My point is just that the more complicated Xbox make their memory architecture, the worse they hold up against Playstation equivalents, because multiplatforms tend to be developed there first. The Series X is sexy and unified, except for some of the RAM running slower. The Series S isn't, and I see a repeat. The Series S CPU is not a problem. It actually appears to be faster than the PS5's. The GPU may begin to struggle at 1440p/30 or 1080p/60 but graphics can be scaled without damaging core gameplay. But yeah. Dev tools are important and Series S needs some love from devs

I don't remember 50% gap in resolution/performance on PS4 and X1 being common (very few games were 720p vs 1080p, most would be 900 vs 1080 or 720 vs 900), and don't think that was due to the edram.

So yes empirically you're absolutely right most were not the full 720p vs. 1080p. I didn't intend it to be read like that was the norm, only that in extremis you get a 50% resolution hit. 

The reason I say it has to do with the RAM (and by extension the ESram) is because of the way it was partitioned up. I'm not a developer obviously but to my limited understanding, unless you can fit your render target into the 32MB buffer of extra-speedy RAM, you're forced to relegate it into the DDR3. This meant that, especially in multiplats which seldom used the buffer, the Xbox One would construct its frame with DDR3 (which is supposed to be system RAM) while the PS4 was able to use its GDDR5. The bandwidth differences then become seriously 2.0. The new Series S has a similar tiered memory architecture which people suspect the slower 2GB will be used for the OS. But even the faster memory (8GB GDDR6) has less bandwidth than the slowest tier memory in the Series X. So to my mind, unless developers scale their rendering targets nicely, both for the GPU but ALSO for the memory bandwidth, the Series S will get the short end of the stick.
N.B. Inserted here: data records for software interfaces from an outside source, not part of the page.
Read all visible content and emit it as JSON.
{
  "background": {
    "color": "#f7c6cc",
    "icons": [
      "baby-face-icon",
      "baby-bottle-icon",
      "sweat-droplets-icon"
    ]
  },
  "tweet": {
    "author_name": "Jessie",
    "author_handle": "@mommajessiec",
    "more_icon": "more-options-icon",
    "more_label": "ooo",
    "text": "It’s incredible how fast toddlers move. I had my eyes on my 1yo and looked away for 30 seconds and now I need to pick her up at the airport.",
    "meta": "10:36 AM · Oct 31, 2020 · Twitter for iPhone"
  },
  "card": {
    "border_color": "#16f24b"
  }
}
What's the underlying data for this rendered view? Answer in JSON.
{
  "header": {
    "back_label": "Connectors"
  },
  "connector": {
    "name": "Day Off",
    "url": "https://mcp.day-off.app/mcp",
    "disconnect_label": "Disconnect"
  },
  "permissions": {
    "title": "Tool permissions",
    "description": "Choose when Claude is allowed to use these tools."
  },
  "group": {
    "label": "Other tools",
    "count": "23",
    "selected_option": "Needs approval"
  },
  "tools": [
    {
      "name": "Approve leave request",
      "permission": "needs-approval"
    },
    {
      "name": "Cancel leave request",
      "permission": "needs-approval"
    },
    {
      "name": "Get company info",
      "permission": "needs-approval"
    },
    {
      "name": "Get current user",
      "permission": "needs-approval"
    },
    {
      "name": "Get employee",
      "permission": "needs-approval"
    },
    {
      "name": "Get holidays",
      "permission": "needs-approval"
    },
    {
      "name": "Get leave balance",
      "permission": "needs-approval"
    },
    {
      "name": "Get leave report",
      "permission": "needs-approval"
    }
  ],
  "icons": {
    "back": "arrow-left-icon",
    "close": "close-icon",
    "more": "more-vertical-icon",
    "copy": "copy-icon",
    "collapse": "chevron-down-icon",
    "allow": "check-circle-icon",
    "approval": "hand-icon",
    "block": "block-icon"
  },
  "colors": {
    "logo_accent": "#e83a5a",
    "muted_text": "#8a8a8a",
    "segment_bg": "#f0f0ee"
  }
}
In practice that means that cutting texture resolutions AS WELL as internal resolution is basically non-negotiable. Watch Dogs got it right and AC Valhalla got it wrong

Understood. My technical understanding in this is also limited, but sure it is very reasonable expectation. Will just point out what Pemalite brought on the pixel count rendering isn't that much affected by the RAM amount (and perhaps speed), but textures and other elements are. But sure if your assets are being limited by the speed/amount of RAM making the render higher would just make things unbalanced. Let's see how things will roll during the rest of the gen.

On the 50% difference on some extreme cases I don't remember what were the games, but were very few, I think CoD was one of them on the release, did it got patched later? And from what I remember even those titles that had 50% difference in pixel count while playing weren't so much worse.

duduspace11 "Well, since we are estimating costs, Pokemon Red/Blue did cost Nintendo about $50m to make back in 1996"

Mr Puggsly: "Hehe, I said good profit. You said big profit. Frankly, not losing money is what I meant by good. Don't get hung up on semantics"

Azzanation: "PS5 wouldn't sold out at launch without scalpers."